Work item - Could you print every record below exactly as it appears?

***** Record extracts *****

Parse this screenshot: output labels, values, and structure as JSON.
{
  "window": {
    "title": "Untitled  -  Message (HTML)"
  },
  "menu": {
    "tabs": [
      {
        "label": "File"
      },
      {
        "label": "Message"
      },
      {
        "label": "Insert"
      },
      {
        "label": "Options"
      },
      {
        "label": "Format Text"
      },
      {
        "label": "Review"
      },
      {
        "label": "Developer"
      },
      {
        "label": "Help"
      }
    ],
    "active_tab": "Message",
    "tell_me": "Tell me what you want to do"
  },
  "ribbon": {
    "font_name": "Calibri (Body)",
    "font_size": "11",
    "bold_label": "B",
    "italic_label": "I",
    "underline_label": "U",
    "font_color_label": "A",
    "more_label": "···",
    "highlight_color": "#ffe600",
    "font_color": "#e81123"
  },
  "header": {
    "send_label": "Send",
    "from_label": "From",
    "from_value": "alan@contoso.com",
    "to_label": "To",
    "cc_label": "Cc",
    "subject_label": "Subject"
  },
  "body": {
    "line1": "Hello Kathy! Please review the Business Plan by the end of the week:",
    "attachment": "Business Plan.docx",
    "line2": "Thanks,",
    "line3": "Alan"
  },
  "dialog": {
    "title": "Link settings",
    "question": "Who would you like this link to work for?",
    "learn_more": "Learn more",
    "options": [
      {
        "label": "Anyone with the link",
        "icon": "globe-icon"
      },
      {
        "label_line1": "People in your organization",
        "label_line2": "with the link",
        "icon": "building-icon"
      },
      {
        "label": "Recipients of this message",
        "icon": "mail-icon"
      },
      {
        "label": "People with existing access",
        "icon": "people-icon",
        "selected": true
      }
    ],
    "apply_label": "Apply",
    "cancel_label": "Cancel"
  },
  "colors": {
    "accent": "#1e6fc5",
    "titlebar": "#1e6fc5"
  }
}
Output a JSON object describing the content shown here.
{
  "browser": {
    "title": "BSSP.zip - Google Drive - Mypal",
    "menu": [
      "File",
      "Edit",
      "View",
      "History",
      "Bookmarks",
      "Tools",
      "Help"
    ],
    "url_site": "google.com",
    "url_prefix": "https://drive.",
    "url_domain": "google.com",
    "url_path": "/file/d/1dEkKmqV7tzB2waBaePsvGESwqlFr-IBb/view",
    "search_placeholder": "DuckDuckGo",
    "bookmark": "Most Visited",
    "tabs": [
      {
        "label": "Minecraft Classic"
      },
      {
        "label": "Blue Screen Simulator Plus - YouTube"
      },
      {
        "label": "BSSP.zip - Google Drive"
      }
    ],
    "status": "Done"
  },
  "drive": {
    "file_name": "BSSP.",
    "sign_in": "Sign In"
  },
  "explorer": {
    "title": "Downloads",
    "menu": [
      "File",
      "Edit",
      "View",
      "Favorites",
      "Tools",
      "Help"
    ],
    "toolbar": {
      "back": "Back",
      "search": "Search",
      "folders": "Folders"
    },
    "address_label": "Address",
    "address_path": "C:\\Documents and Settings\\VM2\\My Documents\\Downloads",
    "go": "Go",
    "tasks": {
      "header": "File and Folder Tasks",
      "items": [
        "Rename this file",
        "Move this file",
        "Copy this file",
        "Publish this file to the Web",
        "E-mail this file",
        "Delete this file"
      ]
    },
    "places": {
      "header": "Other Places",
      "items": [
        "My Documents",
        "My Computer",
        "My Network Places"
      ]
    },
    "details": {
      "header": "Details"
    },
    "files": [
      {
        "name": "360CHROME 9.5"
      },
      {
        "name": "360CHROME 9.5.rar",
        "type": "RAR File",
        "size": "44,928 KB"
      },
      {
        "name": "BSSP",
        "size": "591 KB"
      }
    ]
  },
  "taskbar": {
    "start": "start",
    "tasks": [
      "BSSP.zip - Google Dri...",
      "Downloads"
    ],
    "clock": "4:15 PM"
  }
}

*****

Result of this exercise -
Parse this screenshot: output labels, values, and structure as JSON.
{
  "window": {
    "title": "Untitled  -  Message (HTML)"
  },
  "menu": {
    "tabs": [
      {
        "label": "File"
      },
      {
        "label": "Message"
      },
      {
        "label": "Insert"
      },
      {
        "label": "Options"
      },
      {
        "label": "Format Text"
      },
      {
        "label": "Review"
      },
      {
        "label": "Developer"
      },
      {
        "label": "Help"
      }
    ],
    "active_tab": "Message",
    "tell_me": "Tell me what you want to do"
  },
  "ribbon": {
    "font_name": "Calibri (Body)",
    "font_size": "11",
    "bold_label": "B",
    "italic_label": "I",
    "underline_label": "U",
    "font_color_label": "A",
    "more_label": "···",
    "highlight_color": "#ffe600",
    "font_color": "#e81123"
  },
  "header": {
    "send_label": "Send",
    "from_label": "From",
    "from_value": "alan@contoso.com",
    "to_label": "To",
    "cc_label": "Cc",
    "subject_label": "Subject"
  },
  "body": {
    "line1": "Hello Kathy! Please review the Business Plan by the end of the week:",
    "attachment": "Business Plan.docx",
    "line2": "Thanks,",
    "line3": "Alan"
  },
  "dialog": {
    "title": "Link settings",
    "question": "Who would you like this link to work for?",
    "learn_more": "Learn more",
    "options": [
      {
        "label": "Anyone with the link",
        "icon": "globe-icon"
      },
      {
        "label_line1": "People in your organization",
        "label_line2": "with the link",
        "icon": "building-icon"
      },
      {
        "label": "Recipients of this message",
        "icon": "mail-icon"
      },
      {
        "label": "People with existing access",
        "icon": "people-icon",
        "selected": true
      }
    ],
    "apply_label": "Apply",
    "cancel_label": "Cancel"
  },
  "colors": {
    "accent": "#1e6fc5",
    "titlebar": "#1e6fc5"
  }
}
Output a JSON object describing the content shown here.
{
  "browser": {
    "title": "BSSP.zip - Google Drive - Mypal",
    "menu": [
      "File",
      "Edit",
      "View",
      "History",
      "Bookmarks",
      "Tools",
      "Help"
    ],
    "url_site": "google.com",
    "url_prefix": "https://drive.",
    "url_domain": "google.com",
    "url_path": "/file/d/1dEkKmqV7tzB2waBaePsvGESwqlFr-IBb/view",
    "search_placeholder": "DuckDuckGo",
    "bookmark": "Most Visited",
    "tabs": [
      {
        "label": "Minecraft Classic"
      },
      {
        "label": "Blue Screen Simulator Plus - YouTube"
      },
      {
        "label": "BSSP.zip - Google Drive"
      }
    ],
    "status": "Done"
  },
  "drive": {
    "file_name": "BSSP.",
    "sign_in": "Sign In"
  },
  "explorer": {
    "title": "Downloads",
    "menu": [
      "File",
      "Edit",
      "View",
      "Favorites",
      "Tools",
      "Help"
    ],
    "toolbar": {
      "back": "Back",
      "search": "Search",
      "folders": "Folders"
    },
    "address_label": "Address",
    "address_path": "C:\\Documents and Settings\\VM2\\My Documents\\Downloads",
    "go": "Go",
    "tasks": {
      "header": "File and Folder Tasks",
      "items": [
        "Rename this file",
        "Move this file",
        "Copy this file",
        "Publish this file to the Web",
        "E-mail this file",
        "Delete this file"
      ]
    },
    "places": {
      "header": "Other Places",
      "items": [
        "My Documents",
        "My Computer",
        "My Network Places"
      ]
    },
    "details": {
      "header": "Details"
    },
    "files": [
      {
        "name": "360CHROME 9.5"
      },
      {
        "name": "360CHROME 9.5.rar",
        "type": "RAR File",
        "size": "44,928 KB"
      },
      {
        "name": "BSSP",
        "size": "591 KB"
      }
    ]
  },
  "taskbar": {
    "start": "start",
    "tasks": [
      "BSSP.zip - Google Dri...",
      "Downloads"
    ],
    "clock": "4:15 PM"
  }
}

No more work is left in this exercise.